(3) No holes shall be loaded except those to be fired in the next round of blasting. After loading, all remaining explosives shall be immediately returned to the magazine.

(4) Drilling shall not be started until all remaining butts of old holes are examined with a wooden rod for unexploded charges, and, if any are found, they shall be refired before work proceeds.

(5) Drill holes which have contained explosives or blasting agents shall not be made deeper.

(6) No loaded holes shall be left unattended.

(E) Initiation of explosive charges.

(1) General.

(a) When fuse is used, the blasting cap shall be securely attached to it with a standard ring type cap crimper. All primers shall be assembled no less than fifty feet from any magazine.

(b) Primers for use in blasting shall be made up only as required for each round of blasting.

(c) No blasting cap shall be inserted in the explosive materials without first making a hole in the cartridge for the cap with a wooden punch of proper size or standard cap crimper.

(d) If there are any misfires while using cap and fuse, all employees shall be required to remain away from the charge for at least an hour. If electric blasting caps are used and a misfire occurs, this waiting period may be reduced to thirty minutes.

(2) Electric blasting caps.

(a) Blasters, when testing circuits to loaded holes, shall use only blasting galvanometers or other instruments which have been designed and approved for the purpose.

(b) Only the employee making the final check on the wire connections shall fire the shot. All connections shall be made from bore hole back to the source of firing current, and the leading wires shall remain shorted and not be connected to the blasting machine or other source of current until the charge is to be fired.

Effective: 04/10/2011
R.C. 119.032 review dates: 03/03/2010 and 03/01/2016
Promulgated Under: 119.03
Statutory Authority: 4121.12 , 4121.121 , 4121.13
Rule Amplifies: 4121.47
Prior Effective Dates: 1/1/86

4123:1-5-99 Table of standard materials and dimensions.

Where required by Chapter 4123:1-5 of the Administrative Code, the following table to this rule shall be used.

Table of standard materials and dimensions*

   
 
 
 
 
 
 
   
 
 
     
       

Material Distance of opening from hazard zone Maximum width of opening allowable Minimum gauge (U.S. Standard) or thickness Minimum height of guard from floor or platform level
   Inches Inches    Feet
Woven wire Under 4 *see table below No. 16 7
4-15 No. 12 7
Expanded metal Under 4 *see table below No. 18 7
No. 13 7
Perforated metal Under 4 *see table below No. 20 7
4-15 No. 14 7
Sheet metal Under 4 *see table below No. 22 7
4-15 No. 22 7
Wood or metal strip not crossed Under 4 *see table below Wood 3/4 Metal No. 16 7
4-15 Wood 3/4 Metal No. 16 7
Standard guard railing* Minimum 15 - - -
Maximum 20
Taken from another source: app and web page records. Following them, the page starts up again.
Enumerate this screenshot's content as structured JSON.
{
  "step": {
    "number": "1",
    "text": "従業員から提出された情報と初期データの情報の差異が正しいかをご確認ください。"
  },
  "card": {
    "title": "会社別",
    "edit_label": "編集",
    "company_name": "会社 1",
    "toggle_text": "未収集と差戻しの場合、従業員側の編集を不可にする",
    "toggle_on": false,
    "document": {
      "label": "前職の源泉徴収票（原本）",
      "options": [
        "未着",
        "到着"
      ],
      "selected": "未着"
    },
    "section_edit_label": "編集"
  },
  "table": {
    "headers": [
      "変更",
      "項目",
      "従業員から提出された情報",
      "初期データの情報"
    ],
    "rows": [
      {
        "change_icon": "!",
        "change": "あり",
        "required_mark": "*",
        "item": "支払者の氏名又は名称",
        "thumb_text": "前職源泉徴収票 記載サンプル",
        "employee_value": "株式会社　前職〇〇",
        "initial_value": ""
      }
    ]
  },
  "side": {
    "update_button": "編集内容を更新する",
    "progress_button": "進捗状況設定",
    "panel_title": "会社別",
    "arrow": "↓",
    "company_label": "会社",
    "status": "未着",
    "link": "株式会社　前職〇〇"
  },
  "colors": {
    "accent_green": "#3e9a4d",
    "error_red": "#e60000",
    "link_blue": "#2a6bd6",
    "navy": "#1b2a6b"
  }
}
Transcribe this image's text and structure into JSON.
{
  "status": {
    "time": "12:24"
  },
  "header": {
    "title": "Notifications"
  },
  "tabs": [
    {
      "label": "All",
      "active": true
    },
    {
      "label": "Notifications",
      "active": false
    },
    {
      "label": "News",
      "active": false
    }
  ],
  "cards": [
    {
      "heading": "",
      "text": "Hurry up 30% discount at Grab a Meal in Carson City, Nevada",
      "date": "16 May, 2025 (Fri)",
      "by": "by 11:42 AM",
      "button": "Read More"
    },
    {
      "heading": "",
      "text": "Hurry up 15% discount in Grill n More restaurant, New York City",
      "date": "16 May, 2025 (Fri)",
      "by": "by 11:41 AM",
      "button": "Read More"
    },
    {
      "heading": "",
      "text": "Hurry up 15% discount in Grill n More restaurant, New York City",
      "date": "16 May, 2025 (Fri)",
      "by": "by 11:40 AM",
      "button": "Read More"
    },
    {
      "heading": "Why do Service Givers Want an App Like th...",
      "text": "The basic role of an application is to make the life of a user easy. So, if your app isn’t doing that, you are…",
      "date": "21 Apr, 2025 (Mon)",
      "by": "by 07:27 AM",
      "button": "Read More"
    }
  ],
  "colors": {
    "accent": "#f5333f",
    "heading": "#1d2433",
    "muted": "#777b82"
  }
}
Distance of opening from hazard zone (inches)  
0.5 to 1.5 0.25
Over 1.5 to 2.5 0.3725
Over 2.5 to 3.5 0.5
Over 3.5 to 5.5 0.625
Over 5.5 to 6.5 0.75
Over 6.5 to 7.5 0.875
Over 7.5 to 12.5 1.25
Over 12.5 to 15.5 1.5
Over 15.5 to 17.5 1.875
Over 17.5 to 31.5 2.125

Effective: 04/10/2011
R.C. 119.032 review dates: 03/03/2010 and 03/01/2016
Promulgated Under: 119.03
Statutory Authority: 4121.12 , 4121.121 , 4121.13
Rule Amplifies: 4121.47
Prior Effective Dates: 1/1/86

4123:1-5-99.1 Toxic concentration, flash point, boiling point, explosive limits and vapor density of common flammable and toxic liquids and gases.

Where required by Chapter 4123:1-5 of the Administrative Code, the table in Appendix A to this rule shall be used.

Appendix A

Effective: 04/10/2011
R.C. 119.032 review dates: 03/03/2010 and 03/01/2016
Promulgated Under: 119.03
Statutory Authority: 4121.12 , 4121.121 , 4121.13
Rule Amplifies: 4121.47
Prior Effective Dates: 1/1/86

4123:1-5-99.2 [Rescinded]Examples of local exhaust ventilation.

Effective: 04/10/2011
R.C. 119.032 review dates: 01/03/2011
Promulgated Under: 119.03
Statutory Authority: 4121.12 , 4121.121 , 4121.13
Rule Amplifies: 4121.47
Prior Effective Dates: 1/1/86